In essence, McConnell’s proposal would greatly enhance Obama’s authority to avoid a default, while also virtually absolving Republicans of responsibility if one occurred.

At the same time, it would allow Republican lawmakers to avoid having to support an increase in the debt limit, something many of them find odious.

“Republicans will choose a path that actually reflects the will of the people, which is to do the responsible thing and ensure the government doesn’t default on its obligations,” McConnell said in a speech on the Senate floor. He also excoriated the administration for seeking tax increases along with spending cuts as part of an agreement to raise the debt limit, adding that as long as Obama is president “a real solution is unattainable.”

House Speaker John Boehner, R-Ohio, praised McConnell for doing “good work” with his recommendation but, in an interview on Fox News, did not endorse it.

At the same time, Boehner said he believed Obama was trying to reach a compromise on deficit cuts, “but their insistence on raising taxes is preventing us from getting there.”

The talks have revolved around attempts to meet Republican demands for deficit cuts at least as large as any increase in the debt limit. Negotiators have grown testy in recent days as Obama and Democrats pushed for higher tax revenue as part of the deal, a line Republicans say they will not cross.

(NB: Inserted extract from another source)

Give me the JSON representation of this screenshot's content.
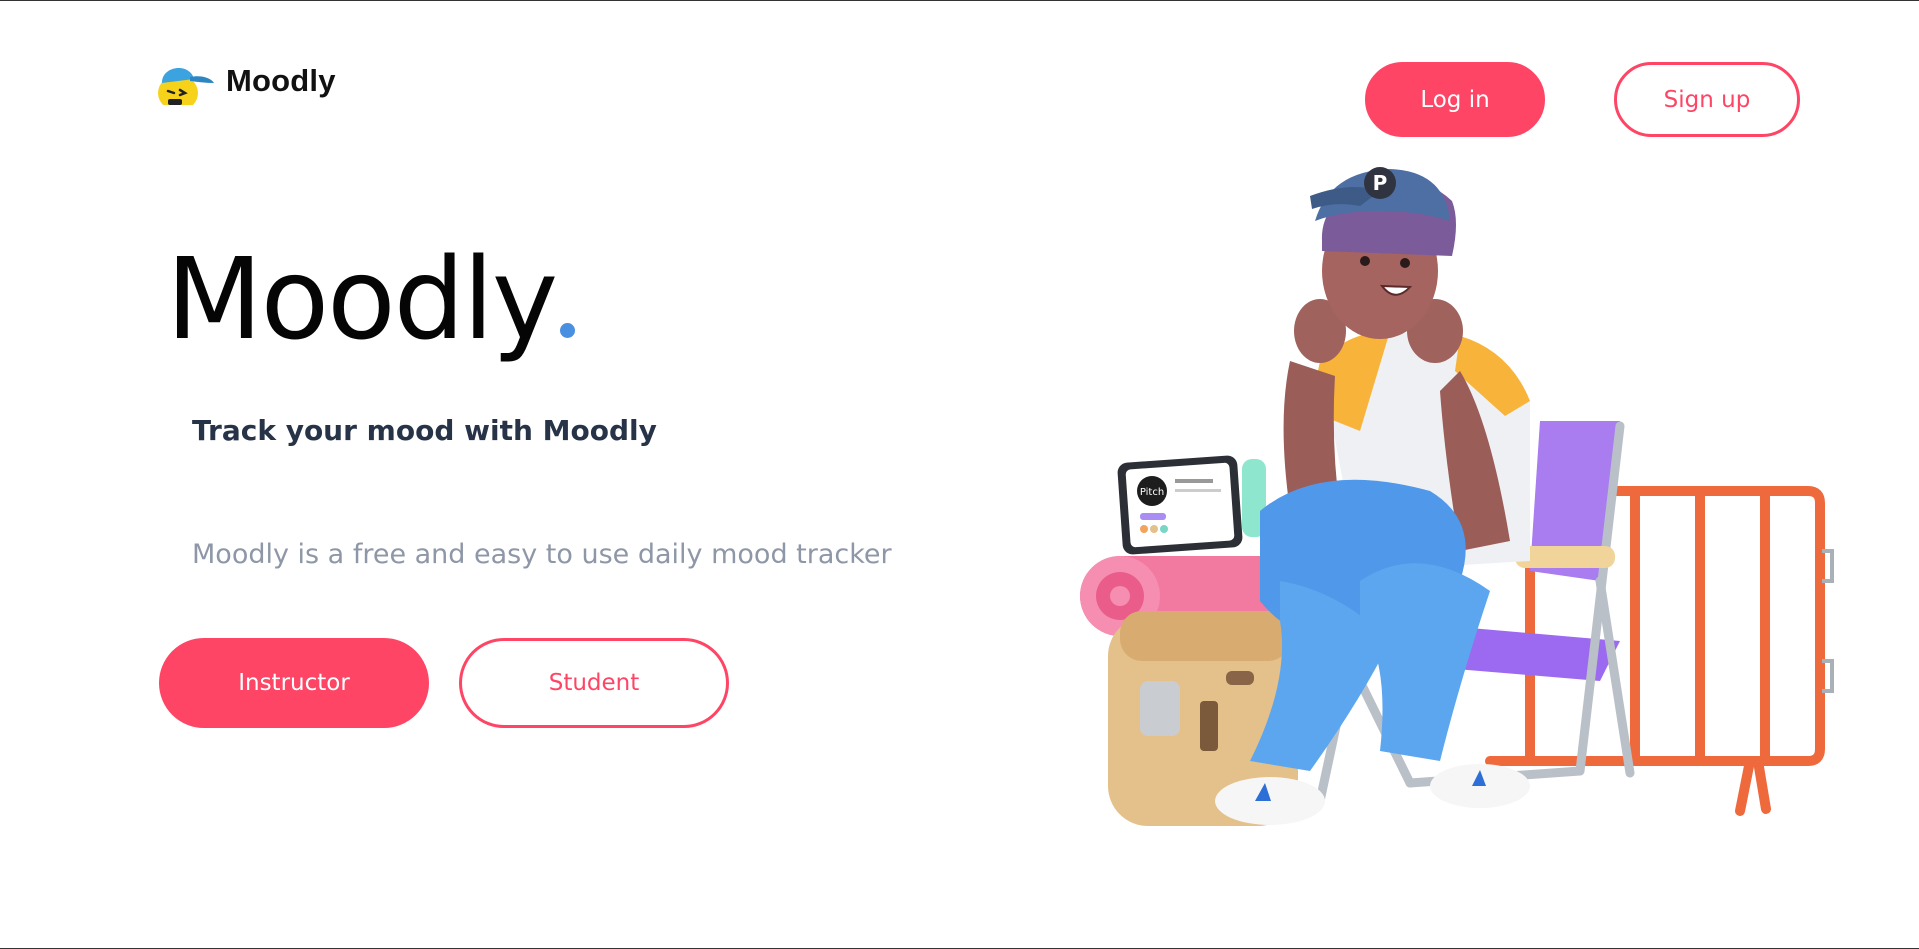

It was unclear whether McConnell’s proposal could show the White House and congressional leaders of both parties a way out of a deadlock that Obama and others said threatened calamitous results for an economy still struggling to recover from the worst recession in decades.

It would obligate Obama to outline deep spending cuts, something Republicans have been trying to force him to do for months without much success.

Reductions as large as $2.5 trillion would almost certainly affect domestic programs seen as important by Democratic constituencies and by rank-and-file lawmakers, possibly including Medicare and Medicaid. Even if the cuts never took effect, Republicans would be able to call for votes, while identifying them as sponsored by the White House.